But Nielsen said he is deluged by questions from customers who want to know more about electric trucks, powered by batteries or hydrogen fuel cells. Nielsen said his vision does not exclude hydrogen fuel cells, but the cells will not be economically viable soon.
Nielsen’s remarks come two days after Kenworth and Toyota unveiled 10 trucks powered by hydrogen fuel cells April 22. The trucks will service the ports of Los Angeles and Long Beach, going on short runs and helping to reduce emissions in a region where smog and pollution dissipate more slowly.
The Kenworth-Toyota partnership came with some subsidy — a $41 million Zero and Near-Zero Emissions Freight Facilities grant awarded by the California Air Resources Board.
Nielsen said such subsidies will be needed to help make the transition to electric trucks. One of the reasons is the bulky nature of batteries for all-electric trucks.
“Unfortunately, there is no business case today for a sane and sober customer to buy a battery-electric truck,” he said. “Yes … it’s stripped of its accouterments of a diesel engine … But the battery packs that we add in? Boy, are they expensive. They’re heavy, and they’re large.”
Roger Nielsen of Daimler Trucks North America basically declared the beginning of the end of the internal-combustion era in trucking and busing. #ACTExpo pic.twitter.com/YRnxlaZ4Tl — Jim Stinson (@jimstinson) April 24, 2019

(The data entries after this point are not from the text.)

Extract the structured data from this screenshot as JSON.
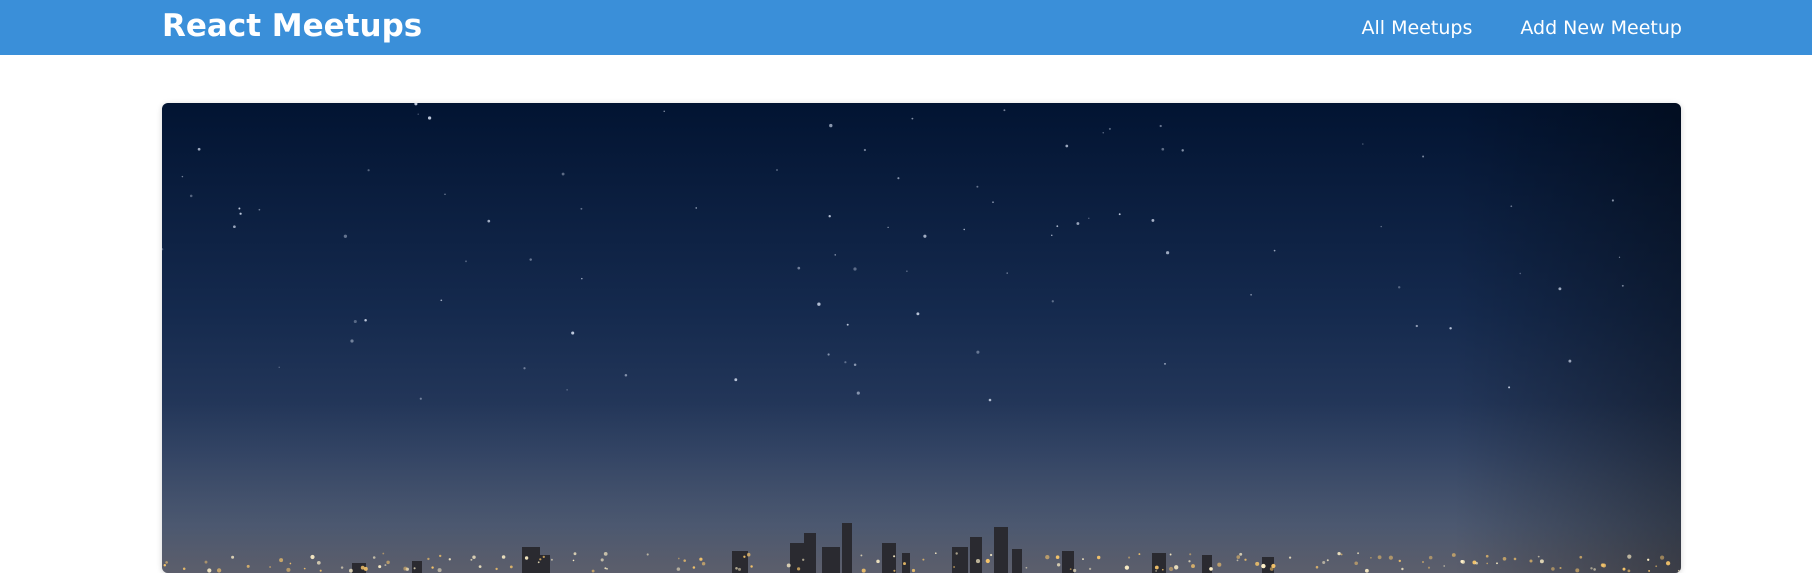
{
  "header": {
    "logo": "React Meetups",
    "nav": [
      {
        "label": "All Meetups"
      },
      {
        "label": "Add New Meetup"
      }
    ]
  },
  "colors": {
    "header_bg": "#3a8fd9",
    "text_on_header": "#ffffff",
    "sky_top": "#021432",
    "sky_bottom": "#2d3f5e"
  },
  "main": {
    "card": {
      "image": "night-city-skyline-photo"
    }
  }
}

Nielsen said the whole system of electric trucks, from the trucks themselves to charging stations, is not yet economically viable, meaning the innovation needs a boost from government backers seeking to cut emissions.
“In the interim, we need financial incentives and government industry partnerships in order for us to scale up,” Nielsen said. “Incentives help.”
On the private-sector end, truck manufacturers have to reduce battery costs and increase the energy density of the batteries, shrinking them down, he said.
Then truck industry leaders have to make reliable and durable electric trucks, ones that can be resold.
“Look, there are electric vehicle junk yards all over California, full of all kinds of broken-down prototypes, failures,” Nielsen said. “We will run into failure, because stuff breaks.”
Nielsen said that is why trucking firms need to plan for electric vehicles and how to support their drivers on the road. But before Daimler mass produces electric trucks and buses, the products need to be tested further. Some of that testing and experience goes on every day, with millions of miles accruing presently, he said.
“We will have millions of miles of road experience as our foundation,” Nielsen said. “Our customer testing is proving to be invaluable.”
Nielsen said standardized charging stations, with standardized interfaces, also are a must. The industry cannot have too many different types of plug-ins, he said. So government and business leaders across the globe have to decide on standard interfaces. Nielsen said he is confident officials will.
“We need to all work together … It’s gonna happen,” he said. “It must happen.”
Nielsen ended by saying Daimler will be agile, and he encouraged other companies and officials to work toward zero-emissions fleets.